"For Exchange 2000 [Server], we have set ourselves a quality bar that is much higher than any we've ever had before, for any previous version of Exchange," said Stan Sorensen, group product manager for server applications at Microsoft.
"The truth of the matter is, we're hitting it but we're not surpassing it in a couple of areas. We have a tradition of absolutely hurdling the quality bar that we set, our customers expect it, we expect it, and we're just not satisfied yet."Sorensen said one of the areas Microsoft is focusing on involves logon performance in certain network configurations. Currently, when a particular network configuration is running centrally, it takes a couple of minutes for an Outlook user to log on, he explained; work is being done to make that an instantaneous process instead.
"We just figured a couple of minutes [to log on] isn't good enough," Sorensen said. "We know exactly what to do to fix it; it doesn't require making enormous code touches or anything like that - it's a very straightforward thing, but we want to make sure we get it right, thoroughly test it."Analyst Ian Campbell, vice president of US-based market researcher Nucleus Research, said the reason for the delay is not surprising, since quality assurance (QA) is an oft-cited cause for pushing back release dates.

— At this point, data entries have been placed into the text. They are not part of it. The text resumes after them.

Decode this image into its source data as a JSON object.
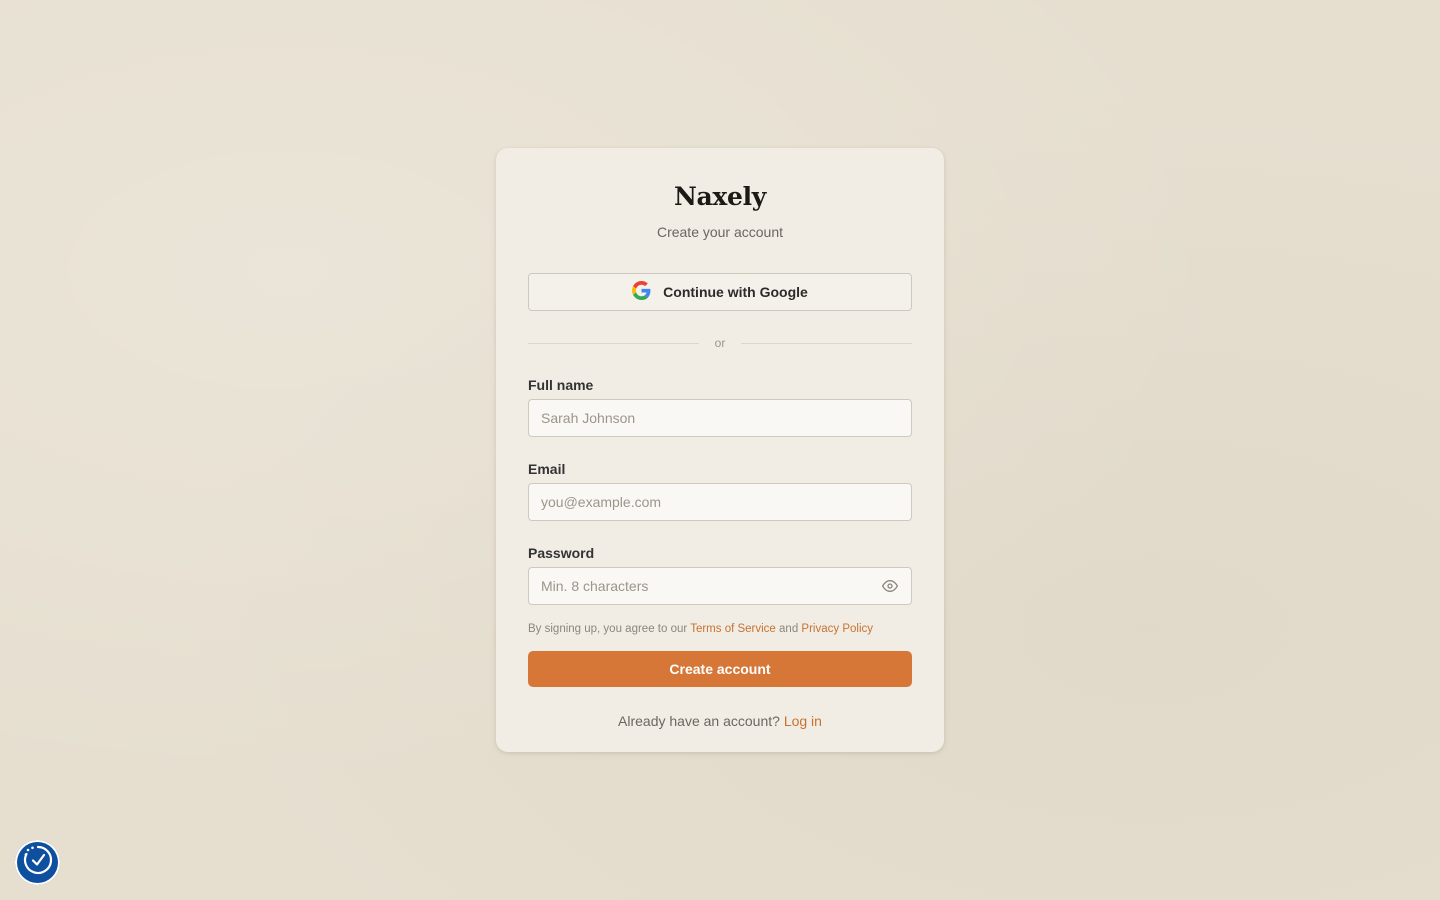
{
  "brand": "Naxely",
  "subtitle": "Create your account",
  "google_button": {
    "label": "Continue with Google",
    "icon": "google-logo-icon"
  },
  "divider": "or",
  "fields": {
    "full_name": {
      "label": "Full name",
      "placeholder": "Sarah Johnson"
    },
    "email": {
      "label": "Email",
      "placeholder": "you@example.com"
    },
    "password": {
      "label": "Password",
      "placeholder": "Min. 8 characters",
      "toggle_icon": "eye-icon"
    }
  },
  "terms": {
    "prefix": "By signing up, you agree to our",
    "tos": "Terms of Service",
    "and": "and",
    "privacy": "Privacy Policy"
  },
  "create_button": "Create account",
  "login": {
    "prompt": "Already have an account?",
    "link": "Log in"
  },
  "accessibility_icon": "accessibility-widget-icon",
  "colors": {
    "accent": "#d77737",
    "link": "#c77231",
    "background": "#e6dfd0",
    "card": "#f1ede5",
    "a11y": "#0e4fa0"
  }
}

"Their statement is what you'd expect from anybody," Campbell said. "More and more people are using Exchange - it's a mission-critical application, we know that it can't go down. It started out as a good application, but it always needed some more work," Campbell said. "There aren't a lot of new features in there; what I think it is a revamp of things under the covers that we can't see but that Microsoft really needed to fix. I think there appears to be more going on under the covers of Exchange in changes to the code base than is apparent from the list of features that came out, and this delay shows that they're doing due diligence."Microsoft consulted its JDPs (Joint Development Partners) as well as the next level of customers once it had decided to hold Exchange 2000 back. According to Sorensen, those customers supported the move.

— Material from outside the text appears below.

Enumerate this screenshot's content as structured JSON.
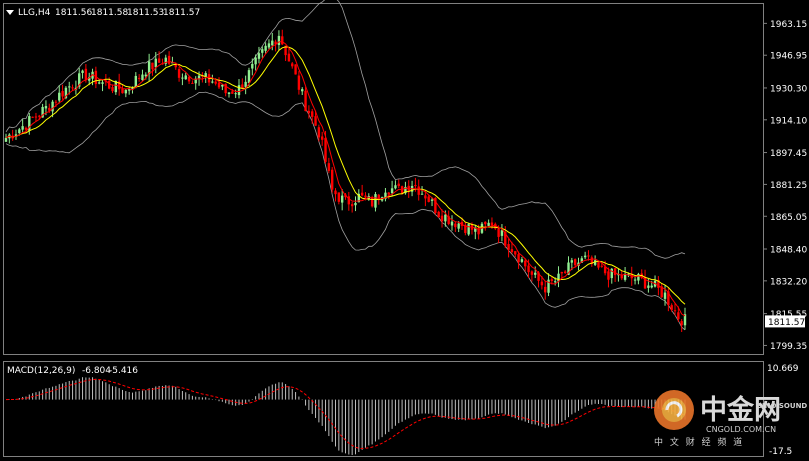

"Across the board [these customers] said, Yeah, I think you guys are making the right decision, this gives us a little extra time to plan, gives us a little extra time to make sure that Windows deployment is rock-solid, so we don't mind,'" Sorensen said. "I have not received one e-mail from a customer that's angry, I haven't had any developers forward me customer mail that has an angry customer. They across the board say, You know, it's a server product, our level of expectation across the board is pretty darn high, and it sounds like you're doing the right thing to hit our level of expectation.'"Campbell said he does not expect the Exchange 2000 pushback to have significant effects on Microsoft's sales figures, since "nobody's going to be really upset at a six to eight week delay." However, the continuing trend of software companies setting release dates that are continually missed is having some effect on customers' mindset when it comes to new product packages.